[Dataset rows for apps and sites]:

--------------------------------

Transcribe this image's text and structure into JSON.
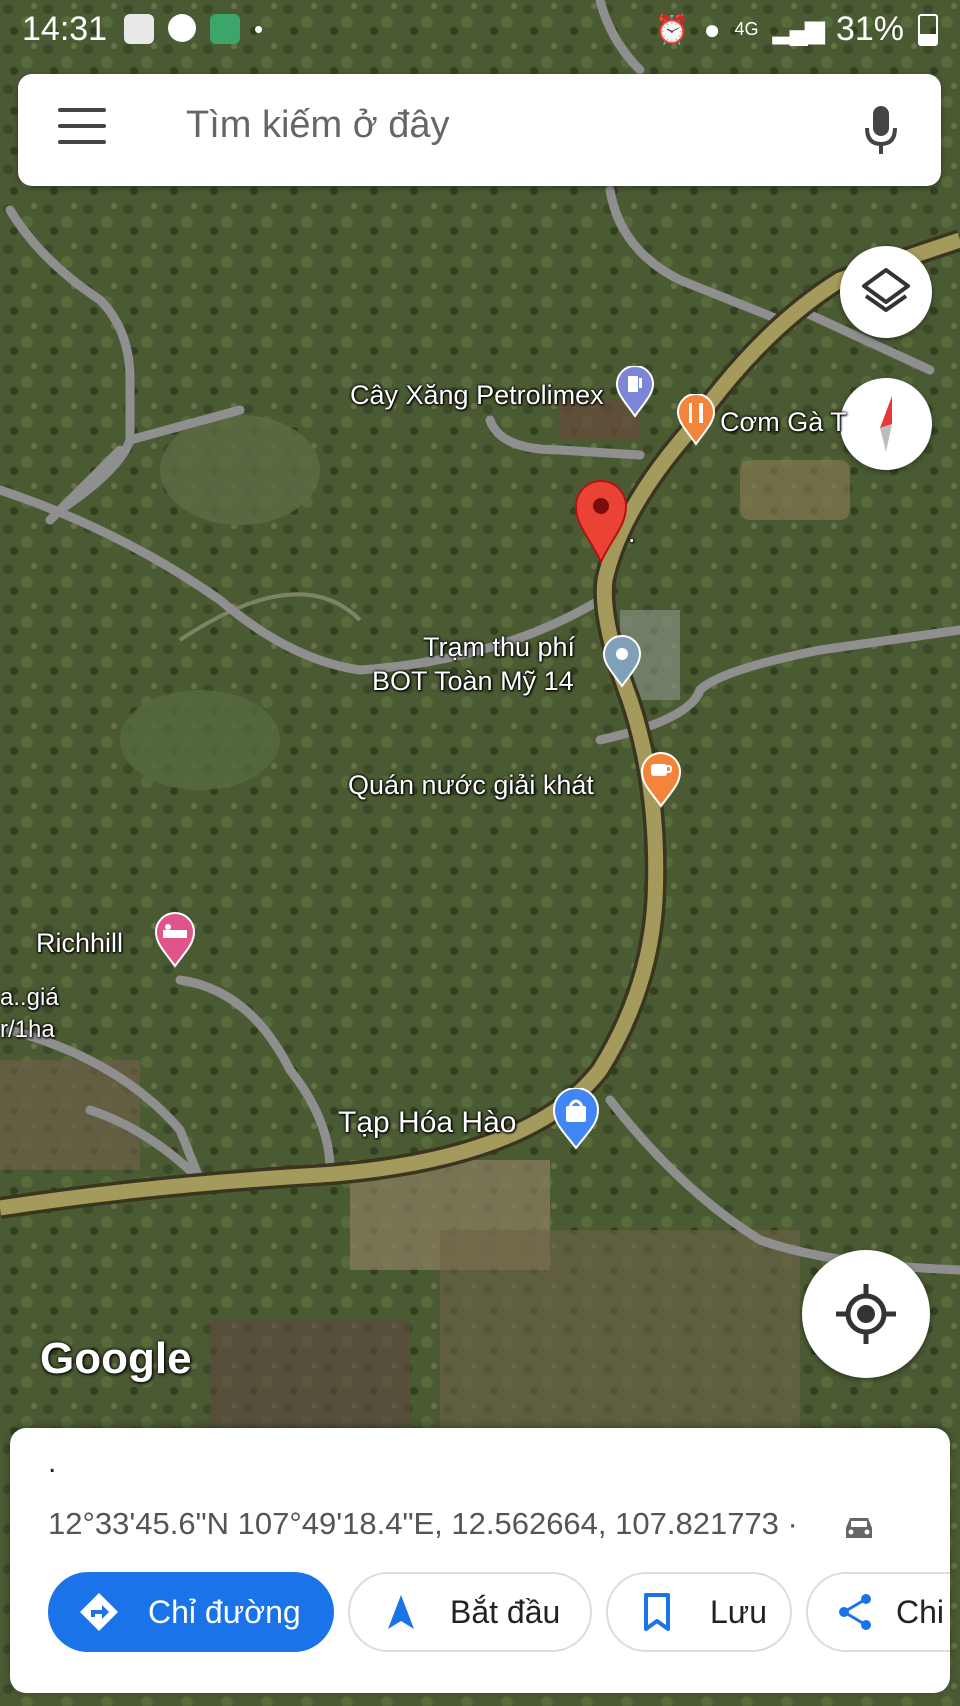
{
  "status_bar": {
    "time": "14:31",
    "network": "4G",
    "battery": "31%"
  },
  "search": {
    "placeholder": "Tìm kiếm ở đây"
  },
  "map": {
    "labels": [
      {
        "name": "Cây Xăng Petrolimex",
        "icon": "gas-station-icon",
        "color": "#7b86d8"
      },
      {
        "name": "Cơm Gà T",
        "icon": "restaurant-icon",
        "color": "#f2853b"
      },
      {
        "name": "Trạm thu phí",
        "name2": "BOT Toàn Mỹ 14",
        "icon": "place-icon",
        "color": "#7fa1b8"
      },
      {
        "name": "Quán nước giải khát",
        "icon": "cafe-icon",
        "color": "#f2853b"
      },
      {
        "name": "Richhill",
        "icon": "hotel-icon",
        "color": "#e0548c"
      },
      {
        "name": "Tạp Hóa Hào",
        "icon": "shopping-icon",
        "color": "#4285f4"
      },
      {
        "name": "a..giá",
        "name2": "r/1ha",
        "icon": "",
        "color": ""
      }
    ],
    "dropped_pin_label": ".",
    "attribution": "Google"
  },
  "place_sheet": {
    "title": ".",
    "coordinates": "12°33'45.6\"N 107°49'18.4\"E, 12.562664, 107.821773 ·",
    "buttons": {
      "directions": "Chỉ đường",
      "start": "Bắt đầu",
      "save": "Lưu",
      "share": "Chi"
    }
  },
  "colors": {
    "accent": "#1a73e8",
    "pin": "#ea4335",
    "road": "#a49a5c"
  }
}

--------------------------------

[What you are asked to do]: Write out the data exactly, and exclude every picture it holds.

[Your response]:
Transcribe this image's text and structure into JSON.
{
  "status_bar": {
    "time": "14:31",
    "network": "4G",
    "battery": "31%"
  },
  "search": {
    "placeholder": "Tìm kiếm ở đây"
  },
  "map": {
    "labels": [
      {
        "name": "Cây Xăng Petrolimex",
        "icon": "gas-station-icon",
        "color": "#7b86d8"
      },
      {
        "name": "Cơm Gà T",
        "icon": "restaurant-icon",
        "color": "#f2853b"
      },
      {
        "name": "Trạm thu phí",
        "name2": "BOT Toàn Mỹ 14",
        "icon": "place-icon",
        "color": "#7fa1b8"
      },
      {
        "name": "Quán nước giải khát",
        "icon": "cafe-icon",
        "color": "#f2853b"
      },
      {
        "name": "Richhill",
        "icon": "hotel-icon",
        "color": "#e0548c"
      },
      {
        "name": "Tạp Hóa Hào",
        "icon": "shopping-icon",
        "color": "#4285f4"
      },
      {
        "name": "a..giá",
        "name2": "r/1ha",
        "icon": "",
        "color": ""
      }
    ],
    "dropped_pin_label": ".",
    "attribution": "Google"
  },
  "place_sheet": {
    "title": ".",
    "coordinates": "12°33'45.6\"N 107°49'18.4\"E, 12.562664, 107.821773 ·",
    "buttons": {
      "directions": "Chỉ đường",
      "start": "Bắt đầu",
      "save": "Lưu",
      "share": "Chi"
    }
  },
  "colors": {
    "accent": "#1a73e8",
    "pin": "#ea4335",
    "road": "#a49a5c"
  }
}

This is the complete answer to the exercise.